It was another bearish week for US equities, with major indices suffering weekly declines. The S&P 500’s decline from its all-time high in January hit 20% at one point, before a late-session reversal propelled the benchmark to a flat finish.
The New York Stock Exchange (NYSE) All Share Index (ASI) lost 1.16% for the week, marking its 8th consecutive week of decline. It opened trading at 15,257.4 basis points and it closed the week trading at 15,081.0 basis points. Although the week started lower for the NYSE in the first two days, however, Wednesday’s decline saw the stock market index trade at a price not traded since February 2021. Despite the gains seen during of the past two trading days, that wasn’t enough to reverse Wednesday’s decline.
The NASDAQ posted its 7th week of declines, losing 3.82% in the week under review. It started at a basis point of 11,729.33 and ended the week at 11,354.62 basis points. The week in question saw a drop in trading volume from the previous week of 2.43% as the market recorded a volume of 1.20 billion.

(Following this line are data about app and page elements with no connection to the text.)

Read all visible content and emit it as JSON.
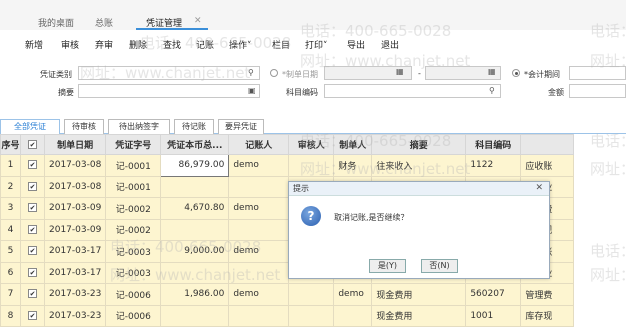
{
  "tabs": [
    {
      "label": "我的桌面"
    },
    {
      "label": "总账"
    },
    {
      "label": "凭证管理"
    }
  ],
  "toolbar": [
    "新增",
    "审核",
    "弃审",
    "删除",
    "查找",
    "记账",
    "操作",
    "栏目",
    "打印",
    "导出",
    "退出"
  ],
  "toolbar_dropdowns": {
    "op": "操作",
    "print": "打印"
  },
  "filter": {
    "voucher_type_label": "凭证类别",
    "summary_label": "摘要",
    "maker_date_label": "*制单日期",
    "date_sep": "-",
    "account_code_label": "科目编码",
    "period_label": "*会计期间",
    "amount_label": "金额"
  },
  "subtabs": [
    "全部凭证",
    "待审核",
    "待出纳签字",
    "待记账",
    "要异凭证"
  ],
  "table": {
    "headers": [
      "序号",
      "",
      "制单日期",
      "凭证字号",
      "凭证本币总...",
      "记账人",
      "审核人",
      "制单人",
      "摘要",
      "科目编码",
      ""
    ],
    "rows": [
      {
        "no": "1",
        "date": "2017-03-08",
        "voucher": "记-0001",
        "amount": "86,979.00",
        "poster": "demo",
        "auditor": "",
        "maker": "财务",
        "summary": "往来收入",
        "code": "1122",
        "name": "应收账"
      },
      {
        "no": "2",
        "date": "2017-03-08",
        "voucher": "记-0001",
        "amount": "",
        "poster": "",
        "auditor": "",
        "maker": "",
        "summary": "",
        "code": "",
        "name": "其他业"
      },
      {
        "no": "3",
        "date": "2017-03-09",
        "voucher": "记-0002",
        "amount": "4,670.80",
        "poster": "demo",
        "auditor": "",
        "maker": "",
        "summary": "",
        "code": "",
        "name": "管理费"
      },
      {
        "no": "4",
        "date": "2017-03-09",
        "voucher": "记-0002",
        "amount": "",
        "poster": "",
        "auditor": "",
        "maker": "",
        "summary": "",
        "code": "",
        "name": "库存现"
      },
      {
        "no": "5",
        "date": "2017-03-17",
        "voucher": "记-0003",
        "amount": "9,000.00",
        "poster": "demo",
        "auditor": "",
        "maker": "",
        "summary": "",
        "code": "",
        "name": "应收账"
      },
      {
        "no": "6",
        "date": "2017-03-17",
        "voucher": "记-0003",
        "amount": "",
        "poster": "",
        "auditor": "",
        "maker": "",
        "summary": "",
        "code": "",
        "name": "其他业"
      },
      {
        "no": "7",
        "date": "2017-03-23",
        "voucher": "记-0006",
        "amount": "1,986.00",
        "poster": "demo",
        "auditor": "",
        "maker": "demo",
        "summary": "现金费用",
        "code": "560207",
        "name": "管理费"
      },
      {
        "no": "8",
        "date": "2017-03-23",
        "voucher": "记-0006",
        "amount": "",
        "poster": "",
        "auditor": "",
        "maker": "",
        "summary": "现金费用",
        "code": "1001",
        "name": "库存现"
      }
    ]
  },
  "dialog": {
    "title": "提示",
    "message": "取消记账,是否继续？",
    "yes": "是(Y)",
    "no": "否(N)"
  },
  "watermark": {
    "phone": "电话：400-665-0028",
    "site": "网址：www.chanjet.net",
    "site_short": "网址："
  }
}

The Dow Jones and the S&P 500 also posted declines, of 2.90% and 3.10% respectively. The Dow Jones is in its 8th week of declines while the S&P 500 is in its 7th week of market declines.
What moves the market?
Stocks plunged into bearish territory on Friday. The recent decline in investor confidence is mainly attributable to lackluster retail profits, which have raised fears that a consumer-driven slowdown is approaching, in addition to challenges related to inflation and the supply chain. supplies that have weighed on sentiment for weeks.
To show just how big the market decline is today, the S&P 500 and Nasdaq posted their seventh consecutive week of losses. It is the index’s longest losing streak since the end of the dot-com bubble in 2001. The Dow Jones index suffered its eighth consecutive weekly decline, the longest since 1932, during the Great Depression.
The S&P 500 spent most of the session in negative territory and at one point was down just over 20% from its January 3 closing high before ending down 18% from compared to this level and stable for the day. A 20% close from that all-time high would confirm that the S&P 500 has been in a bear market since hitting that January high, by a common definition. The tech-heavy Nasdaq was last down about 27% from its record close in November 2021.
Specifically, Tesla’s stock price fell 6.4% after CEO Elon Musk denounced “totally false” claims in a news report that he sexually harassed a flight attendant. air in a private jet in 2016. Other Megacap shares also weighed heavily on the S&P 500. fell, with Apple down 5.50%, Google-owner Alphabet Inc down 1.3 % and Nvidia down 2.5%.
Recent disappointing forecasts from major retailers like Walmart, Kohl’s Corp and Target Inc are also weighing on the markets.
Ross Stores plunged 22.5% on Friday after the discount clothing retailer slashed its 2022 sales and profit forecast, while Vans brand owner VF Corp gained 6.1% on solid earnings outlook for 2023. Shares of Deere & Co fell 14% after the heavy equipment maker reported lower quarterly earnings. Pfizer rose 3.6%, helping the S&P 500 avoid a loss for the day.
Twitter’s share price was on the move again on Tuesday morning as Elon Musk confirmed his $44 billion deal for the platform cannot move forward until there is more clarity. on the number of fake accounts. The stock fell 3% to $36 in premarket trading on the news, down 25% overall from the previous week, as completion of the deal looked increasingly uncertain. In fact, the stock has lost all of its gains since closing at $39.31 on April 1, which was the last session before the billionaire disclosed his minority stake in Twitter.
At the macro level, soaring inflation and rising interest rates are also weighing on the market. These factors have hit the US stock market this year, with danger signals from Walmart Inc and other retailers this week adding to fears about the economy.
Despite these factors weighing on the market, there appears to be a silver lining, if one squints hard enough, which includes falling US bond yields, a topping of the US dollar and commodity prices, and a partial reopening of COVID lockdowns in China.
Top 5 winners
Although US markets performed poorly, there are still a few notable winners for the week. They include:
- Applied Blockchain Inc (APLD) 102.78%
- Nanoviricides Inc (NNVC) 101.18%
- Redbox Entertainment Inc. (RDBX) 98.51%
- Agriforce Growing Systems Ltd (AGRI) 76.05%
- Biomea Fusion Inc (BMEA) 69.43%
Top 5 losers
- Polarityte Inc (PTE) -55.60%
- Chimerix Inc (CMRX) -44.58%
- An2 Therapeutics Inc (ANTX) -41.18%
- Tonix Pharm Holdings (TNXP) -39.73%
- Cynng Inc (CYN) -38.30%